[MATERIAL SUPPLIED]
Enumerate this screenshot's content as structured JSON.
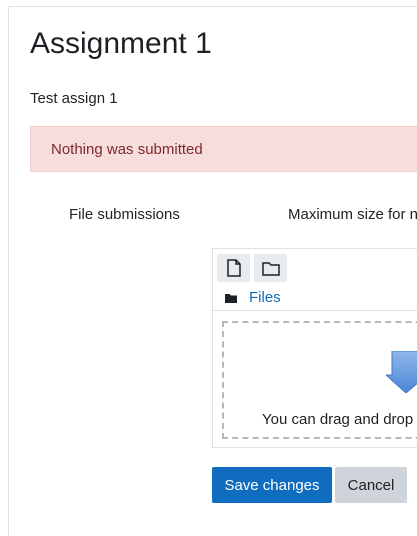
{
  "page": {
    "title": "Assignment 1",
    "intro": "Test assign 1"
  },
  "alert": {
    "text": "Nothing was submitted"
  },
  "form": {
    "file_submissions_label": "File submissions",
    "max_size_label": "Maximum size for n"
  },
  "filemanager": {
    "toolbar": [
      {
        "icon": "file-icon"
      },
      {
        "icon": "folder-icon"
      }
    ],
    "path_label": "Files",
    "dropzone_text": "You can drag and drop f"
  },
  "buttons": {
    "save": "Save changes",
    "cancel": "Cancel"
  },
  "colors": {
    "primary": "#0f6cbf",
    "alert_bg": "#f7dddc",
    "alert_text": "#7d2a2a",
    "secondary_button": "#ced4da"
  }
}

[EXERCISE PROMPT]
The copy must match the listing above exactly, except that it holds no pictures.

[THE COMPLETED TASK]
Enumerate this screenshot's content as structured JSON.
{
  "page": {
    "title": "Assignment 1",
    "intro": "Test assign 1"
  },
  "alert": {
    "text": "Nothing was submitted"
  },
  "form": {
    "file_submissions_label": "File submissions",
    "max_size_label": "Maximum size for n"
  },
  "filemanager": {
    "toolbar": [
      {
        "icon": "file-icon"
      },
      {
        "icon": "folder-icon"
      }
    ],
    "path_label": "Files",
    "dropzone_text": "You can drag and drop f"
  },
  "buttons": {
    "save": "Save changes",
    "cancel": "Cancel"
  },
  "colors": {
    "primary": "#0f6cbf",
    "alert_bg": "#f7dddc",
    "alert_text": "#7d2a2a",
    "secondary_button": "#ced4da"
  }
}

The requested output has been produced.